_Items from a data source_
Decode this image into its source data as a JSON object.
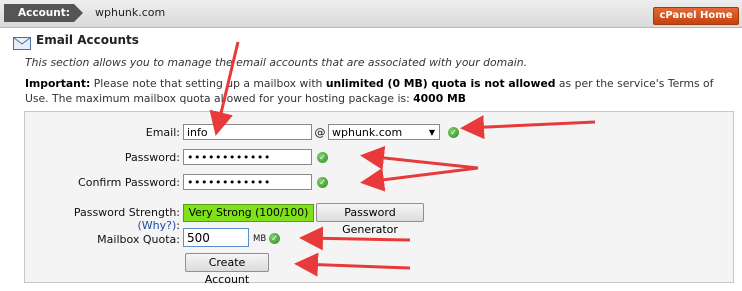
{
  "topbar": {
    "account_label": "Account:",
    "account_domain": "wphunk.com",
    "cpanel_home": "cPanel Home"
  },
  "page": {
    "title": "Email Accounts",
    "intro": "This section allows you to manage the email accounts that are associated with your domain.",
    "notice_important": "Important:",
    "notice_part1": " Please note that setting up a mailbox with ",
    "notice_bold1": "unlimited (0 MB) quota is not allowed",
    "notice_part2": " as per the service's Terms of Use. The maximum mailbox quota allowed for your hosting package is: ",
    "notice_bold2": "4000 MB"
  },
  "form": {
    "email_label": "Email:",
    "email_value": "info",
    "at_sign": "@",
    "domain_selected": "wphunk.com",
    "password_label": "Password:",
    "password_value": "••••••••••••",
    "confirm_label": "Confirm Password:",
    "confirm_value": "••••••••••••",
    "strength_label": "Password Strength:",
    "strength_why": "(Why?)",
    "strength_colon": ":",
    "strength_value": "Very Strong (100/100)",
    "generator_button": "Password Generator",
    "quota_label": "Mailbox Quota:",
    "quota_value": "500",
    "quota_unit": "MB",
    "create_button": "Create Account"
  },
  "colors": {
    "arrow": "#e83a3a",
    "strength_bg": "#80e01a",
    "cpanel_button": "#d5531c",
    "check": "#2e8b1f"
  },
  "icons": {
    "check": "check-circle-icon",
    "mail": "mail-icon",
    "dropdown": "chevron-down-icon"
  }
}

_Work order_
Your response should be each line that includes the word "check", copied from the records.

_Finished task_
    "check": "#2e8b1f"
    "check": "check-circle-icon",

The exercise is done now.